With that little piece of rant now out of the way, I was absolutely more than thrilled to finally hear Lou Koller’s vocals that seem to have aged in reverse – and rather gracefully at that. I’m pretty sure I’m not alone in noticing that Lou’s vocals had gone from deep and manly-sounding back in the early days of the band to more high-pitched and youthful-sounding from the 2000’s onwards, which is perhaps the greatest thing to happen to any hardcore punk vocalist ever. This is also most especially considering that Lou Koller is right up there in my self-described trifecta of favorite hardcore punk vocalists of all time (the other two being John Brannon of Negative Approach (who SOIA also did a tour with fairly recently) and Damian Abraham (aka “Pink Eyes”) of Fucked Up).
For those who weren’t able to make it last Sunday night, here’s Sick of It All’s setlist as scooped by a friend of a friend after the show:

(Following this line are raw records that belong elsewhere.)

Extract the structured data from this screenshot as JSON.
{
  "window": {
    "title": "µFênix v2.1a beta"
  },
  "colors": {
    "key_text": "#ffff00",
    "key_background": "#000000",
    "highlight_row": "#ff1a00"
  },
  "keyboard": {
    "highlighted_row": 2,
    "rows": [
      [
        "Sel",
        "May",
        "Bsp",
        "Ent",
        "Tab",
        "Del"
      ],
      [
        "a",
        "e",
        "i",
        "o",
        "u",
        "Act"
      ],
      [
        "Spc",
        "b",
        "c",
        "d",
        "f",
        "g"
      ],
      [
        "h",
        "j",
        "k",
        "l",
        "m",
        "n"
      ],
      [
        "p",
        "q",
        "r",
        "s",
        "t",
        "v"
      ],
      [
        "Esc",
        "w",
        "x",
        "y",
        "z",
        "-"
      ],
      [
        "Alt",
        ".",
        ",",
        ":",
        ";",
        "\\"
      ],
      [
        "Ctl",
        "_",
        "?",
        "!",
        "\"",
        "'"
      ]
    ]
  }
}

01. Good Lookin’ Out
02. Road Less Travelled
03. Clobberin’ Time
04. Injustice System
05. World Full of Hate
06. Death or Jail
07. Sound the Alarm
08. My Life
09. Take the Night Off
12. Scratch the Surface
13. Pushed Too Far
14. Friends Like You
15. Step Down
16. Get Bronx
18. Uprising Nation
20. Us vs. Them
However, two additional songs not included in the handwritten setlist were performed by the band as part of their encore set – namely, “Just Look Around” and their last song (pun also intended) for the night, “Built to Last”.
Sick of It All’s impact was truly felt (yet another intentional pun, hehe) last Sunday night as it is very, very rare that all of us who were there got the chance of a lifetime to see a pioneering band from the golden age of hardcore punk perform right before our very eyes. The band’s Manila show is most definitely something that makes for a very excellent story to be passed on from generation to generation of Pinoy hardcore punk fans.
And just like that, I had succcessfully managed to attend not just one nor two but FOUR(!!) shows for the month of September. No foreign-headlined shows of any relevant interest thus far for October but come November 10 (that’s a Tuesday to save you the trouble of having to find it in whatever kind of calendar is near you right now), noisegrind band Full of Hell will be wreaking havoc over at Checkpoint Bar. No word yet as to which local bands would open for them but I would gladly post it in this blog once officially confirmed.